--- Information given ---
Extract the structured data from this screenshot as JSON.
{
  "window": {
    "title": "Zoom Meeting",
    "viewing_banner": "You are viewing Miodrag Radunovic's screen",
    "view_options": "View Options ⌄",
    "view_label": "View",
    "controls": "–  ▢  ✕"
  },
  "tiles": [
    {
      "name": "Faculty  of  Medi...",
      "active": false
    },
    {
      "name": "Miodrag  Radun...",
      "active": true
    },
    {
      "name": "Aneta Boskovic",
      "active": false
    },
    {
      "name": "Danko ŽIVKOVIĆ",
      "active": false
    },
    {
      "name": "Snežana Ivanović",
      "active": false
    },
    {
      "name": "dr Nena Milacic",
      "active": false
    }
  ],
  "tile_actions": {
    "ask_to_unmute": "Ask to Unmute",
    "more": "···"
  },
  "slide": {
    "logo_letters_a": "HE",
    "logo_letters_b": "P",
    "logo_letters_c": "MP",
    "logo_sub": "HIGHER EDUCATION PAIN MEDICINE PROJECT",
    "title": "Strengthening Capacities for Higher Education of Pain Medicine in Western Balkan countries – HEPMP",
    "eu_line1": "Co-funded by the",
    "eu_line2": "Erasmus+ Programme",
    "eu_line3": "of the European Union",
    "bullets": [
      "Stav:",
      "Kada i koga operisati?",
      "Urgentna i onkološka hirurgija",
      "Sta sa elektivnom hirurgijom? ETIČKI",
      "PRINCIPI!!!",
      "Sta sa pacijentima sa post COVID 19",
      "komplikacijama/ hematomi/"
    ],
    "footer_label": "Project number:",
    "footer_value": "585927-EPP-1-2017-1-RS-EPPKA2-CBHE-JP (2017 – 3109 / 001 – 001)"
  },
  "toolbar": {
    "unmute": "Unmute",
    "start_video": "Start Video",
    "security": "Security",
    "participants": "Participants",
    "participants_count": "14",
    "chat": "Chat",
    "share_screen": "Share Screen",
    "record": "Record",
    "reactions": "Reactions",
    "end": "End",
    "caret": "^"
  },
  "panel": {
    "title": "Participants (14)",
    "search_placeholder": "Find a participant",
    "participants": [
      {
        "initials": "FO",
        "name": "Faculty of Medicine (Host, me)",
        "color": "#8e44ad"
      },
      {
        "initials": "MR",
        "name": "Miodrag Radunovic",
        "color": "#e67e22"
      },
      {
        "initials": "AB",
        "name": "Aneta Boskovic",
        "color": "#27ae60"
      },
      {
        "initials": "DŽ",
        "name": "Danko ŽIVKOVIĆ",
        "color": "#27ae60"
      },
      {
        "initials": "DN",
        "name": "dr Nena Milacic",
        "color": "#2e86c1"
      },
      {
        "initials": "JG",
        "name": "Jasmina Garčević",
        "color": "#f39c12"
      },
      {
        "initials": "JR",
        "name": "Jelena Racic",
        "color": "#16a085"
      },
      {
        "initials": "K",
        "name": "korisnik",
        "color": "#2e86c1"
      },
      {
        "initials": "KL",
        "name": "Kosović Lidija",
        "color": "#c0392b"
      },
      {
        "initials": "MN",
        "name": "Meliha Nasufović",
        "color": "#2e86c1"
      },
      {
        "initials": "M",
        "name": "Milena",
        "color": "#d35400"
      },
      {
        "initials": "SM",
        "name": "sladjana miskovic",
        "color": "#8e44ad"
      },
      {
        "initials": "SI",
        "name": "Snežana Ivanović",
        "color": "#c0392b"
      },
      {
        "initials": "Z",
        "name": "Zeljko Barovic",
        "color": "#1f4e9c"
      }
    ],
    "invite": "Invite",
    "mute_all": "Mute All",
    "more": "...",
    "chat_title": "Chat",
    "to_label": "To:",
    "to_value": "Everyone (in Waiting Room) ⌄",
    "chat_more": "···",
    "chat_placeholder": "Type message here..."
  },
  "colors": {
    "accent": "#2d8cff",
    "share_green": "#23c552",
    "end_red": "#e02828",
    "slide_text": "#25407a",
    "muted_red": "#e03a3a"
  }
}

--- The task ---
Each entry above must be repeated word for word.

--- Response to this task ---
Extract the structured data from this screenshot as JSON.
{
  "window": {
    "title": "Zoom Meeting",
    "viewing_banner": "You are viewing Miodrag Radunovic's screen",
    "view_options": "View Options ⌄",
    "view_label": "View",
    "controls": "–  ▢  ✕"
  },
  "tiles": [
    {
      "name": "Faculty  of  Medi...",
      "active": false
    },
    {
      "name": "Miodrag  Radun...",
      "active": true
    },
    {
      "name": "Aneta Boskovic",
      "active": false
    },
    {
      "name": "Danko ŽIVKOVIĆ",
      "active": false
    },
    {
      "name": "Snežana Ivanović",
      "active": false
    },
    {
      "name": "dr Nena Milacic",
      "active": false
    }
  ],
  "tile_actions": {
    "ask_to_unmute": "Ask to Unmute",
    "more": "···"
  },
  "slide": {
    "logo_letters_a": "HE",
    "logo_letters_b": "P",
    "logo_letters_c": "MP",
    "logo_sub": "HIGHER EDUCATION PAIN MEDICINE PROJECT",
    "title": "Strengthening Capacities for Higher Education of Pain Medicine in Western Balkan countries – HEPMP",
    "eu_line1": "Co-funded by the",
    "eu_line2": "Erasmus+ Programme",
    "eu_line3": "of the European Union",
    "bullets": [
      "Stav:",
      "Kada i koga operisati?",
      "Urgentna i onkološka hirurgija",
      "Sta sa elektivnom hirurgijom? ETIČKI",
      "PRINCIPI!!!",
      "Sta sa pacijentima sa post COVID 19",
      "komplikacijama/ hematomi/"
    ],
    "footer_label": "Project number:",
    "footer_value": "585927-EPP-1-2017-1-RS-EPPKA2-CBHE-JP (2017 – 3109 / 001 – 001)"
  },
  "toolbar": {
    "unmute": "Unmute",
    "start_video": "Start Video",
    "security": "Security",
    "participants": "Participants",
    "participants_count": "14",
    "chat": "Chat",
    "share_screen": "Share Screen",
    "record": "Record",
    "reactions": "Reactions",
    "end": "End",
    "caret": "^"
  },
  "panel": {
    "title": "Participants (14)",
    "search_placeholder": "Find a participant",
    "participants": [
      {
        "initials": "FO",
        "name": "Faculty of Medicine (Host, me)",
        "color": "#8e44ad"
      },
      {
        "initials": "MR",
        "name": "Miodrag Radunovic",
        "color": "#e67e22"
      },
      {
        "initials": "AB",
        "name": "Aneta Boskovic",
        "color": "#27ae60"
      },
      {
        "initials": "DŽ",
        "name": "Danko ŽIVKOVIĆ",
        "color": "#27ae60"
      },
      {
        "initials": "DN",
        "name": "dr Nena Milacic",
        "color": "#2e86c1"
      },
      {
        "initials": "JG",
        "name": "Jasmina Garčević",
        "color": "#f39c12"
      },
      {
        "initials": "JR",
        "name": "Jelena Racic",
        "color": "#16a085"
      },
      {
        "initials": "K",
        "name": "korisnik",
        "color": "#2e86c1"
      },
      {
        "initials": "KL",
        "name": "Kosović Lidija",
        "color": "#c0392b"
      },
      {
        "initials": "MN",
        "name": "Meliha Nasufović",
        "color": "#2e86c1"
      },
      {
        "initials": "M",
        "name": "Milena",
        "color": "#d35400"
      },
      {
        "initials": "SM",
        "name": "sladjana miskovic",
        "color": "#8e44ad"
      },
      {
        "initials": "SI",
        "name": "Snežana Ivanović",
        "color": "#c0392b"
      },
      {
        "initials": "Z",
        "name": "Zeljko Barovic",
        "color": "#1f4e9c"
      }
    ],
    "invite": "Invite",
    "mute_all": "Mute All",
    "more": "...",
    "chat_title": "Chat",
    "to_label": "To:",
    "to_value": "Everyone (in Waiting Room) ⌄",
    "chat_more": "···",
    "chat_placeholder": "Type message here..."
  },
  "colors": {
    "accent": "#2d8cff",
    "share_green": "#23c552",
    "end_red": "#e02828",
    "slide_text": "#25407a",
    "muted_red": "#e03a3a"
  }
}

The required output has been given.